Stocking-up (a/k/a stagnation edema) commonly occurs in stabled horses or horses placed in a stall after exercise. It is caused by reduced lymph circulation with lack of normal movement. It is commonly more obvious in the hind limbs.

A small amount of edema in the lower limbs of a stalled horse is usually not a cause for concern. However, it may be impossible for you to distinguish between "normal" stocking up and edema from other causes, indicating a problem.

  • Code Orange

    Call Your Vet at Their First Available Office Hours
    • If the results of the Whole Horse Exam (WHE) in the resting horse indicate fever (Temp>101F/38.3C), or heart rate greater than 48 BPM.
    • If the lameness is mild.
    • If the horse seems stiff, or digital pulse is present.
  • Code Yellow

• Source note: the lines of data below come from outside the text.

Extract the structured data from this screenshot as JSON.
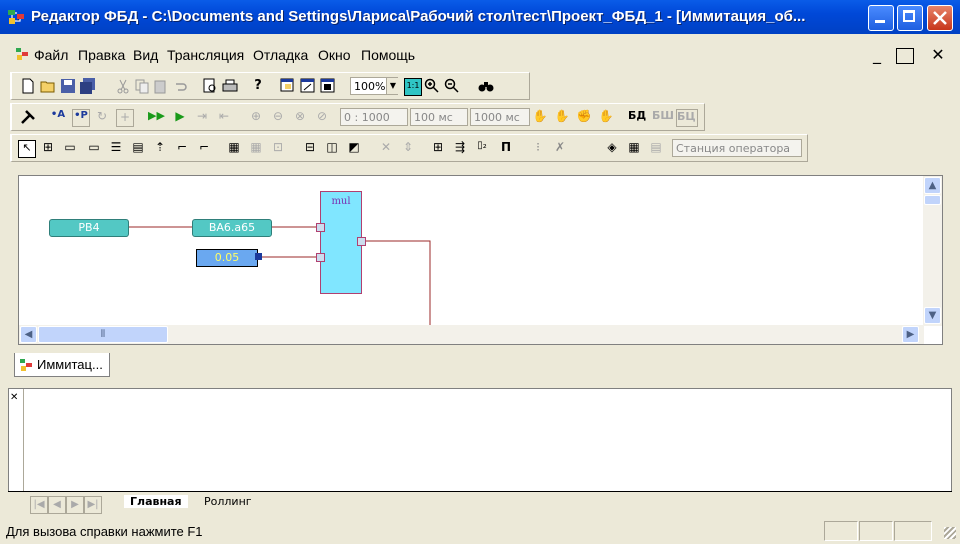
{
  "window": {
    "title": "Редактор ФБД - C:\\Documents and Settings\\Лариса\\Рабочий стол\\тест\\Проект_ФБД_1 - [Иммитация_об..."
  },
  "menu": [
    "Файл",
    "Правка",
    "Вид",
    "Трансляция",
    "Отладка",
    "Окно",
    "Помощь"
  ],
  "toolbar": {
    "zoom": "100%",
    "time_value": "0 : 1000",
    "interval_1": "100 мс",
    "interval_2": "1000 мс",
    "operator_station": "Станция оператора",
    "labels": {
      "bd": "БД",
      "bsh": "БШ",
      "bts": "БЦ"
    }
  },
  "diagram": {
    "input_1": "PB4",
    "input_2": "BA6.a65",
    "constant": "0.05",
    "block": "mul",
    "colors": {
      "wire": "#9b2a2a",
      "block_fill": "#80e6ff",
      "node_fill": "#53c8c4",
      "const_fill": "#6aa8f0",
      "const_text": "#ffff66"
    }
  },
  "document_tab": "Иммитац...",
  "output_tabs": [
    "Главная",
    "Роллинг"
  ],
  "status": {
    "text": "Для вызова справки нажмите F1"
  }
}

    Contact Your Vet at Your Convenience for an Appointment
    • If you consider this a chronic and relatively mild problem that is not changing rapidly.
    • Even if the horse does not appear to be lame to you.
    • If the results of the Whole Horse Exam (WHE) suggest the horse is otherwise normal.
You also might be observing
Very Common
Less Common
more observations

your role

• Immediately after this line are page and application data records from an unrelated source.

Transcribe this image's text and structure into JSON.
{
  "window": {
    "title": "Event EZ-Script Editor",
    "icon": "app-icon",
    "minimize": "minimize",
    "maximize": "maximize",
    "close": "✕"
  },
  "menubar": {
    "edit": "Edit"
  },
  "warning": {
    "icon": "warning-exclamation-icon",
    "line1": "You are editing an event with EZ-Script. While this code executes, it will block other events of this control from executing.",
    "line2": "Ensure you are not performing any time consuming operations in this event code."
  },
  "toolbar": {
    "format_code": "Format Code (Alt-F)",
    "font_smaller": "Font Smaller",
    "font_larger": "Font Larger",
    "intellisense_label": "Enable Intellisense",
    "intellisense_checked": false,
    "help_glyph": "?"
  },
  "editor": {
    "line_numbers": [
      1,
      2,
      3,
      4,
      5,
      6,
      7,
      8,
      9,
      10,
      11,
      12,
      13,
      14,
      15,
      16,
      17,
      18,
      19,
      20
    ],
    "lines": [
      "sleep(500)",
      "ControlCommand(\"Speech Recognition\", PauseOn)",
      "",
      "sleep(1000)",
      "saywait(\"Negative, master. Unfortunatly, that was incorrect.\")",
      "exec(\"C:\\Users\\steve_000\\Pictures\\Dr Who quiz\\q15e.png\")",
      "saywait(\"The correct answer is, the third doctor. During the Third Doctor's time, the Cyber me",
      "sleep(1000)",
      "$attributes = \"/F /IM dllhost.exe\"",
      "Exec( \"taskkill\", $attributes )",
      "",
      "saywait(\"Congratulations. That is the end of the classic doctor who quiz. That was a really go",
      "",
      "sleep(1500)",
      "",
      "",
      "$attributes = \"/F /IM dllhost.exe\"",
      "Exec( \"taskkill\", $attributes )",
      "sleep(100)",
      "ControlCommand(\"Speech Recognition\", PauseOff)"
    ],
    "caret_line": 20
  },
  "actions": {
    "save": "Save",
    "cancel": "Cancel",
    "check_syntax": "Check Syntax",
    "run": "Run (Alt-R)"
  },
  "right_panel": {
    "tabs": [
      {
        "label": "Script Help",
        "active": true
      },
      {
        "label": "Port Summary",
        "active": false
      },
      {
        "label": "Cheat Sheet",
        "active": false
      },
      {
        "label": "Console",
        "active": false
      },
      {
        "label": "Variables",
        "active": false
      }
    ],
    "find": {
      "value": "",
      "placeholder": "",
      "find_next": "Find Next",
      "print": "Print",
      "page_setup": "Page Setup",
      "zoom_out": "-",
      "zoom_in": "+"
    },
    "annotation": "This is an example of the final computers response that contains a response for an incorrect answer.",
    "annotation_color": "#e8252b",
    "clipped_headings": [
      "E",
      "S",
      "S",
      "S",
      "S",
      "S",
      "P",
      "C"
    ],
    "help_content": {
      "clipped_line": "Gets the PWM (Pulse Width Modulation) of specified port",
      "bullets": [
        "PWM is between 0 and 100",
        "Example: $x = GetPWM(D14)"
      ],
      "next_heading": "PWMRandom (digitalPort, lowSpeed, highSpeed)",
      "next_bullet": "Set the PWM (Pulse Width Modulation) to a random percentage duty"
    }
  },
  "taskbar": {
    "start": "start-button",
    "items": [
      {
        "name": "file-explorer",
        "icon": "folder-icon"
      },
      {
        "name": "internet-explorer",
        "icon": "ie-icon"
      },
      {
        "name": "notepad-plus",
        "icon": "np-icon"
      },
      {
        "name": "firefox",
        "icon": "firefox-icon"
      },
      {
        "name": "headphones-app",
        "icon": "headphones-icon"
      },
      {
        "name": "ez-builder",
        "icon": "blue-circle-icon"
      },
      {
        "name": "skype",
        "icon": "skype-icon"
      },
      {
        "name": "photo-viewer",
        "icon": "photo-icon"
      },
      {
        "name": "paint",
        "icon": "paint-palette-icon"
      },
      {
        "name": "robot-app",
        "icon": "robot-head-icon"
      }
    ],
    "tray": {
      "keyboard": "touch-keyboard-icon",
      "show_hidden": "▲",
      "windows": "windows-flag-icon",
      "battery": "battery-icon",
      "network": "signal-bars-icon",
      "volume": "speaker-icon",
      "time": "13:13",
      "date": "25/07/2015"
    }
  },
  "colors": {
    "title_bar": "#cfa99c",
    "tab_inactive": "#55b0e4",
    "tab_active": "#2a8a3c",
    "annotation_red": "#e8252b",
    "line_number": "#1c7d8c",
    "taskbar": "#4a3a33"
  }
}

What To Do

When you notice increased swelling of your horse's lower limbs, especially if it exceeds what you may consider to be "normal" stocking-up, assess your horse's general health using the Whole Horse Exam (WHE), paying particular attention to the rectal temperature, heart rate, the feet (digital pulse and heat), and any lameness visible at the walk. Look carefully up and down the limbs, looking and feeling for wounds, irritated skin, or other abnormalities. Press gently on the swollen areas. Do they seem to hurt? Is there heat or does the skin seem moist or inflamed?

If you are convinced this is simply stocking-up, exercise your horse regularly (or turn them out 24/7) and evaluate the amount of edema before and afterwards. If this problem seems serious to you or worsens, does not go away after exercise, is worse in one limb than another, or occurs in conjunction with lameness or any other problems, call your vet to discuss your findings and concerns.

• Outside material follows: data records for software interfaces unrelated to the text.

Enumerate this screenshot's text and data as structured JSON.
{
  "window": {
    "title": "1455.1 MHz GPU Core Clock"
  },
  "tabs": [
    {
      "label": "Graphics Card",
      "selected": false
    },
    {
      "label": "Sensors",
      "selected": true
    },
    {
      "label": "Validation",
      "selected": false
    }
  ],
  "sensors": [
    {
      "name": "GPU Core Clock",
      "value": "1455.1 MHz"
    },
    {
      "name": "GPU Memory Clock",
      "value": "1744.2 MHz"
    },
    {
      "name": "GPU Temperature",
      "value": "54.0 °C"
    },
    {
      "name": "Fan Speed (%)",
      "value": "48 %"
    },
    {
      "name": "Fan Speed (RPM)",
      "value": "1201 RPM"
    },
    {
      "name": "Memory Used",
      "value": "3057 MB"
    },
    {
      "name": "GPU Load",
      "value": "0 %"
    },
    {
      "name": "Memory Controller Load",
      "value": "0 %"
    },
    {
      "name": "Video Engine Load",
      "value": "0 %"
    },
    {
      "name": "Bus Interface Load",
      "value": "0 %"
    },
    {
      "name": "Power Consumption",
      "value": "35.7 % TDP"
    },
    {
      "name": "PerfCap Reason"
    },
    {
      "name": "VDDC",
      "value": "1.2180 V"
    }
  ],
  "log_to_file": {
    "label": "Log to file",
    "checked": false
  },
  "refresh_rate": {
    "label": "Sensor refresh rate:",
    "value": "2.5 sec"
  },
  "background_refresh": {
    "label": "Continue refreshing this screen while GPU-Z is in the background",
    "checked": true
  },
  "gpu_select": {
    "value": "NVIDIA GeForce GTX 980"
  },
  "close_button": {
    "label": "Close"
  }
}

What Not To Do

Do not assume that it is just "stocking up". Keep in mind that body-wide conditions can cause limb swelling.

your vet's role

Your vet will perform a physical exam, carefully assess the limbs, and recommend additional diagnostics to determine the cause of the swelling.
Questions Your Vet Might Ask:
  • What is the horse's age, sex, breed and history?
  • When did you first notice this problem?
  • If the horse is lame, how lame?
  • Is the horse limping or lame?
  • Is the swelling present on the front limbs too?
  • Is the problem present on both hind limbs?
  • Is the horse confined to a stall?
  • Does the problem go away with exercise?
  • What are the results of the Whole Horse Exam (WHE)?
  • Does the horse have a fever?
  • Is the area painful to the horse when you press on it?
  • Has the horse (or any other horses in contact with this one) been exposed to other horses from off p

Diagnoses Your Vet May Consider

The cause of the problem. These are conditions or ailments that are the cause of the observations you make.

Very Common
Less Common
more diagnoses

Author: Doug Thal DVM Dipl. ABVP